[What the task asks] Return the listing below unchanged, but without pictures.

[Data extract]
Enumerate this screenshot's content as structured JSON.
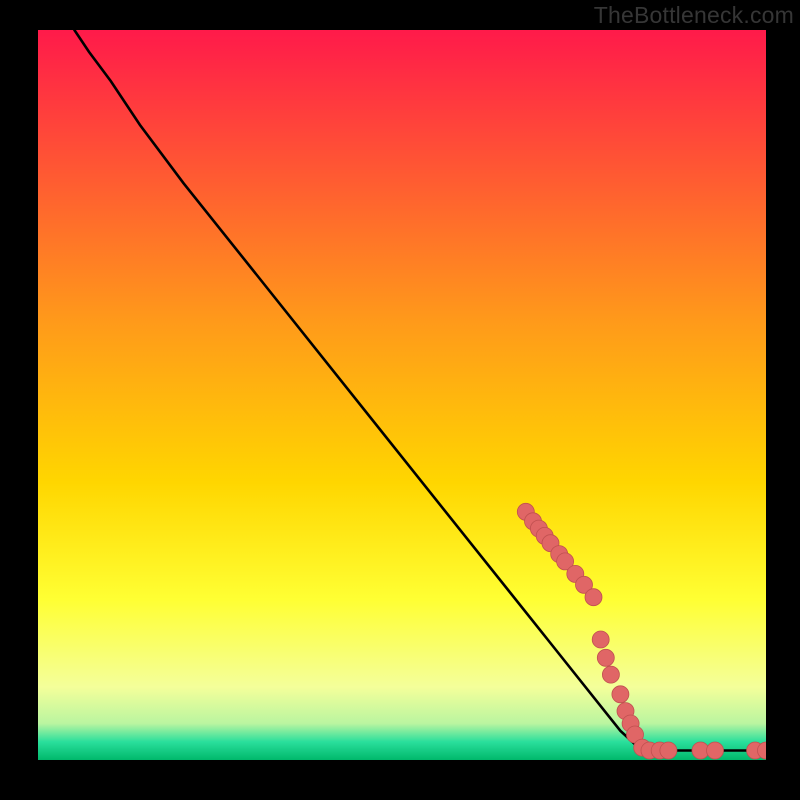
{
  "attribution": "TheBottleneck.com",
  "colors": {
    "frame": "#000000",
    "gradient_top": "#ff1a4a",
    "gradient_mid": "#ffd600",
    "gradient_yellow": "#ffff33",
    "gradient_low": "#f4ff9a",
    "gradient_teal": "#2adf9c",
    "gradient_bottom": "#00b86b",
    "curve": "#000000",
    "marker_fill": "#e06666",
    "marker_stroke": "#c05050"
  },
  "chart_data": {
    "type": "line",
    "title": "",
    "xlabel": "",
    "ylabel": "",
    "xlim": [
      0,
      100
    ],
    "ylim": [
      0,
      100
    ],
    "curve": [
      {
        "x": 5,
        "y": 100
      },
      {
        "x": 7,
        "y": 97
      },
      {
        "x": 10,
        "y": 93
      },
      {
        "x": 14,
        "y": 87
      },
      {
        "x": 20,
        "y": 79
      },
      {
        "x": 30,
        "y": 66.5
      },
      {
        "x": 40,
        "y": 54
      },
      {
        "x": 50,
        "y": 41.5
      },
      {
        "x": 60,
        "y": 29
      },
      {
        "x": 70,
        "y": 16.5
      },
      {
        "x": 80,
        "y": 4
      },
      {
        "x": 82.5,
        "y": 1.7
      },
      {
        "x": 85,
        "y": 1.3
      },
      {
        "x": 90,
        "y": 1.3
      },
      {
        "x": 95,
        "y": 1.3
      },
      {
        "x": 100,
        "y": 1.3
      }
    ],
    "markers": [
      {
        "x": 67.0,
        "y": 34.0
      },
      {
        "x": 68.0,
        "y": 32.7
      },
      {
        "x": 68.8,
        "y": 31.7
      },
      {
        "x": 69.6,
        "y": 30.7
      },
      {
        "x": 70.4,
        "y": 29.7
      },
      {
        "x": 71.6,
        "y": 28.2
      },
      {
        "x": 72.4,
        "y": 27.2
      },
      {
        "x": 73.8,
        "y": 25.5
      },
      {
        "x": 75.0,
        "y": 24.0
      },
      {
        "x": 76.3,
        "y": 22.3
      },
      {
        "x": 77.3,
        "y": 16.5
      },
      {
        "x": 78.0,
        "y": 14.0
      },
      {
        "x": 78.7,
        "y": 11.7
      },
      {
        "x": 80.0,
        "y": 9.0
      },
      {
        "x": 80.7,
        "y": 6.7
      },
      {
        "x": 81.4,
        "y": 5.0
      },
      {
        "x": 82.0,
        "y": 3.5
      },
      {
        "x": 83.0,
        "y": 1.7
      },
      {
        "x": 84.0,
        "y": 1.3
      },
      {
        "x": 85.4,
        "y": 1.3
      },
      {
        "x": 86.6,
        "y": 1.3
      },
      {
        "x": 91.0,
        "y": 1.3
      },
      {
        "x": 93.0,
        "y": 1.3
      },
      {
        "x": 98.5,
        "y": 1.3
      },
      {
        "x": 100.0,
        "y": 1.3
      }
    ]
  }
}
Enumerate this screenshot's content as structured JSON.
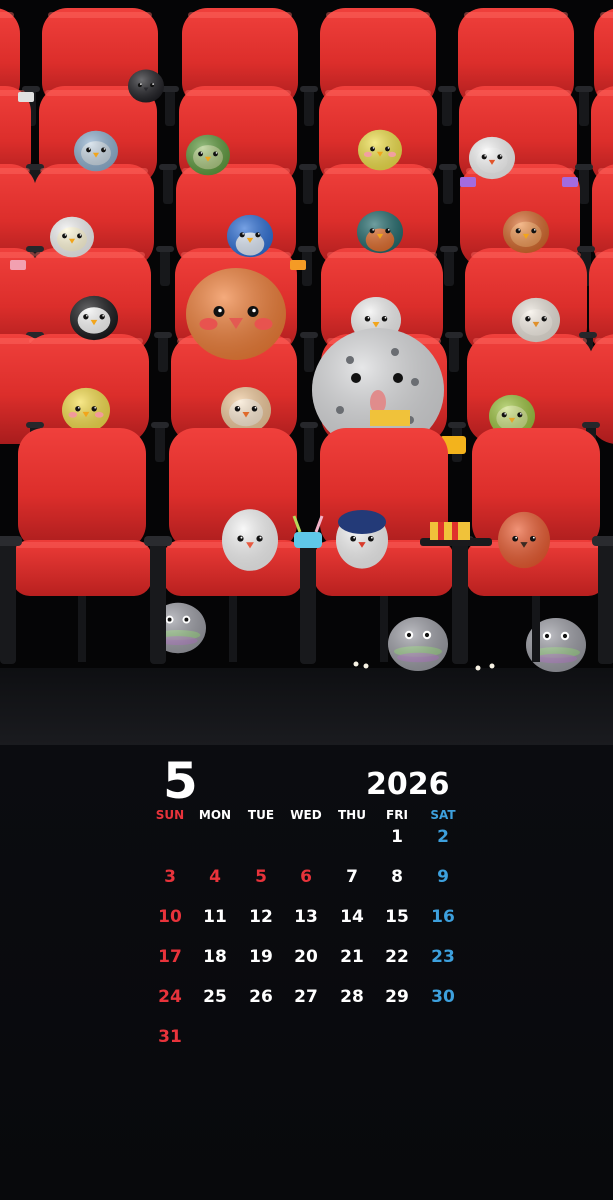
{
  "month": "5",
  "year": "2026",
  "weekdays": [
    "SUN",
    "MON",
    "TUE",
    "WED",
    "THU",
    "FRI",
    "SAT"
  ],
  "first_weekday_index": 5,
  "days_in_month": 31,
  "colors": {
    "sunday": "#e8333b",
    "saturday": "#3da0dd",
    "weekday": "#ffffff",
    "holiday": "#e8333b",
    "seat_red": "#e2312e",
    "background": "#08090c"
  },
  "holidays": [
    3,
    4,
    5,
    6
  ],
  "scene_icons": [
    "movie-theater-seats",
    "round-bird-audience",
    "pigeon-icon",
    "popcorn-icon",
    "drink-cup-icon"
  ]
}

[Your response]
Enumerate this screenshot's content as structured JSON.
{
  "attribution": "TheBottleneck.com",
  "colors": {
    "frame": "#000000",
    "gradient_top": "#ff1a4a",
    "gradient_mid": "#ffd600",
    "gradient_yellow": "#ffff33",
    "gradient_low": "#f4ff9a",
    "gradient_teal": "#2adf9c",
    "gradient_bottom": "#00b86b",
    "curve": "#000000",
    "marker_fill": "#e06666",
    "marker_stroke": "#c05050"
  },
  "chart_data": {
    "type": "line",
    "title": "",
    "xlabel": "",
    "ylabel": "",
    "xlim": [
      0,
      100
    ],
    "ylim": [
      0,
      100
    ],
    "curve": [
      {
        "x": 5,
        "y": 100
      },
      {
        "x": 7,
        "y": 97
      },
      {
        "x": 10,
        "y": 93
      },
      {
        "x": 14,
        "y": 87
      },
      {
        "x": 20,
        "y": 79
      },
      {
        "x": 30,
        "y": 66.5
      },
      {
        "x": 40,
        "y": 54
      },
      {
        "x": 50,
        "y": 41.5
      },
      {
        "x": 60,
        "y": 29
      },
      {
        "x": 70,
        "y": 16.5
      },
      {
        "x": 80,
        "y": 4
      },
      {
        "x": 82.5,
        "y": 1.7
      },
      {
        "x": 85,
        "y": 1.3
      },
      {
        "x": 90,
        "y": 1.3
      },
      {
        "x": 95,
        "y": 1.3
      },
      {
        "x": 100,
        "y": 1.3
      }
    ],
    "markers": [
      {
        "x": 67.0,
        "y": 34.0
      },
      {
        "x": 68.0,
        "y": 32.7
      },
      {
        "x": 68.8,
        "y": 31.7
      },
      {
        "x": 69.6,
        "y": 30.7
      },
      {
        "x": 70.4,
        "y": 29.7
      },
      {
        "x": 71.6,
        "y": 28.2
      },
      {
        "x": 72.4,
        "y": 27.2
      },
      {
        "x": 73.8,
        "y": 25.5
      },
      {
        "x": 75.0,
        "y": 24.0
      },
      {
        "x": 76.3,
        "y": 22.3
      },
      {
        "x": 77.3,
        "y": 16.5
      },
      {
        "x": 78.0,
        "y": 14.0
      },
      {
        "x": 78.7,
        "y": 11.7
      },
      {
        "x": 80.0,
        "y": 9.0
      },
      {
        "x": 80.7,
        "y": 6.7
      },
      {
        "x": 81.4,
        "y": 5.0
      },
      {
        "x": 82.0,
        "y": 3.5
      },
      {
        "x": 83.0,
        "y": 1.7
      },
      {
        "x": 84.0,
        "y": 1.3
      },
      {
        "x": 85.4,
        "y": 1.3
      },
      {
        "x": 86.6,
        "y": 1.3
      },
      {
        "x": 91.0,
        "y": 1.3
      },
      {
        "x": 93.0,
        "y": 1.3
      },
      {
        "x": 98.5,
        "y": 1.3
      },
      {
        "x": 100.0,
        "y": 1.3
      }
    ]
  }
}
Enumerate this screenshot's content as structured JSON.
{
  "month": "5",
  "year": "2026",
  "weekdays": [
    "SUN",
    "MON",
    "TUE",
    "WED",
    "THU",
    "FRI",
    "SAT"
  ],
  "first_weekday_index": 5,
  "days_in_month": 31,
  "colors": {
    "sunday": "#e8333b",
    "saturday": "#3da0dd",
    "weekday": "#ffffff",
    "holiday": "#e8333b",
    "seat_red": "#e2312e",
    "background": "#08090c"
  },
  "holidays": [
    3,
    4,
    5,
    6
  ],
  "scene_icons": [
    "movie-theater-seats",
    "round-bird-audience",
    "pigeon-icon",
    "popcorn-icon",
    "drink-cup-icon"
  ]
}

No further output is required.